==== INFORMATION SHOWN ====
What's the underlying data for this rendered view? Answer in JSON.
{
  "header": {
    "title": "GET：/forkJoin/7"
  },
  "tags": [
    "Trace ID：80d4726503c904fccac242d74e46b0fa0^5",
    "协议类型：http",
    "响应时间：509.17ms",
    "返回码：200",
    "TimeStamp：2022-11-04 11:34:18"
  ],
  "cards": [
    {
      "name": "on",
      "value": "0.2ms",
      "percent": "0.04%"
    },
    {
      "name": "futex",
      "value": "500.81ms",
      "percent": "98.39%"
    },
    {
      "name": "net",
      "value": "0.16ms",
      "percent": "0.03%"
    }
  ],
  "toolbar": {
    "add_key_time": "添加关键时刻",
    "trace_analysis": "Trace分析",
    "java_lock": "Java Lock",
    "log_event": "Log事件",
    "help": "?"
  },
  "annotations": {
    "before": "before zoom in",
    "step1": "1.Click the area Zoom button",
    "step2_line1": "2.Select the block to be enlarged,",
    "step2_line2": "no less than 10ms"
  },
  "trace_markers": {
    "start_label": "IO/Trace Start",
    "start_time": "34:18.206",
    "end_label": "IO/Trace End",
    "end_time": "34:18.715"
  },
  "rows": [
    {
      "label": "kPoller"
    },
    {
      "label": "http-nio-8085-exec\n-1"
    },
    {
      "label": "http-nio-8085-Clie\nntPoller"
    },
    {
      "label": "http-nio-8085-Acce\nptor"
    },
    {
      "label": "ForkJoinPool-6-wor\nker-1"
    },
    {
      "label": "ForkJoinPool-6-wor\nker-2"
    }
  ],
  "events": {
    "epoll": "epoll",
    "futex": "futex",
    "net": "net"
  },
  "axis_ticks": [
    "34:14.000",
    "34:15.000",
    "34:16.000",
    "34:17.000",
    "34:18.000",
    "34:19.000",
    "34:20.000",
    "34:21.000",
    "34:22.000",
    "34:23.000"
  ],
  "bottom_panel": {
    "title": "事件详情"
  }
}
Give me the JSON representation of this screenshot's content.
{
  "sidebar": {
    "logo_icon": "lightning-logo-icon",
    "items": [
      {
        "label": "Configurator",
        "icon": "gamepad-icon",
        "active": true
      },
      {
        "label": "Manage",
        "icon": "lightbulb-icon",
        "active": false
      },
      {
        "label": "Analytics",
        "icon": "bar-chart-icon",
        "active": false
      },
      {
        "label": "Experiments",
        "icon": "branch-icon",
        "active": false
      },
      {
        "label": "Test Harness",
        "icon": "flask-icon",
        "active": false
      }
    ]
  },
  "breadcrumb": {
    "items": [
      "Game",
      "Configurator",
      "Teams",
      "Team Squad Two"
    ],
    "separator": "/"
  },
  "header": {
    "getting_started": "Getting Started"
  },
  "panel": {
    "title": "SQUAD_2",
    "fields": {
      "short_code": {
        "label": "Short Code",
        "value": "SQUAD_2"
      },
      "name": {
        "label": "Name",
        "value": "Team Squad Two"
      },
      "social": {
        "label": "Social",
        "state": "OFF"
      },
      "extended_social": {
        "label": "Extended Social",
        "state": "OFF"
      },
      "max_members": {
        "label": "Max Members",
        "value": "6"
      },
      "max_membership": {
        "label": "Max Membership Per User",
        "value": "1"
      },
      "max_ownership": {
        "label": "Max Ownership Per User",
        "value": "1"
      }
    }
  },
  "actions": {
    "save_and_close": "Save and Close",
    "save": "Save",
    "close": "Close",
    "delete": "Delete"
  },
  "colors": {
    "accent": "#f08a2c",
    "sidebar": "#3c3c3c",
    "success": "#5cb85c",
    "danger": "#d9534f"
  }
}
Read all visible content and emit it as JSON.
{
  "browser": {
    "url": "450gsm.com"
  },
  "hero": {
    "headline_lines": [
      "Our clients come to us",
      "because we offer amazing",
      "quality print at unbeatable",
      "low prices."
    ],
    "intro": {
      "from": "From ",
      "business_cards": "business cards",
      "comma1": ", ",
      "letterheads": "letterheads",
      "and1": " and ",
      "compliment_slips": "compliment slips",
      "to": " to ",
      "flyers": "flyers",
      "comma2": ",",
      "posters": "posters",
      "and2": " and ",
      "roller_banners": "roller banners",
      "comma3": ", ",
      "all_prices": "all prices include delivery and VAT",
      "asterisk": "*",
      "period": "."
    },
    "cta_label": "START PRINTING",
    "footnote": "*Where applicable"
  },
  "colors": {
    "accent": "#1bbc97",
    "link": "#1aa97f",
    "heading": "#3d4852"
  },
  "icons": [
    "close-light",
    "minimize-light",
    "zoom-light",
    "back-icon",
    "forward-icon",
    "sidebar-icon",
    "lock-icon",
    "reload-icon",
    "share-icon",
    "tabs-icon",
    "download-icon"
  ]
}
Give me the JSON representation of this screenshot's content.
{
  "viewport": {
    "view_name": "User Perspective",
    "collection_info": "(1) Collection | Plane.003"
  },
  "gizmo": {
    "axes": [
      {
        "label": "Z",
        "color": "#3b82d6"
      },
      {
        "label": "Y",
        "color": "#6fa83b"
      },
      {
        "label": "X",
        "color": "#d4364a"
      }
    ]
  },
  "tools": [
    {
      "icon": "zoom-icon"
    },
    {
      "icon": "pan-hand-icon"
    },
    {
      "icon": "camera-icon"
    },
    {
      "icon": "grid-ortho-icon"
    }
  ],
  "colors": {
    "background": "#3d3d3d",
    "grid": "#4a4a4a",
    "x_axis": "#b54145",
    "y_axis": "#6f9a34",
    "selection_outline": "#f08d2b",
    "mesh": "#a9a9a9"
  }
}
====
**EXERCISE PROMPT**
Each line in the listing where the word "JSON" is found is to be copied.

**YOUR SOLUTION**
What's the underlying data for this rendered view? Answer in JSON.
Give me the JSON representation of this screenshot's content.
Read all visible content and emit it as JSON.
Give me the JSON representation of this screenshot's content.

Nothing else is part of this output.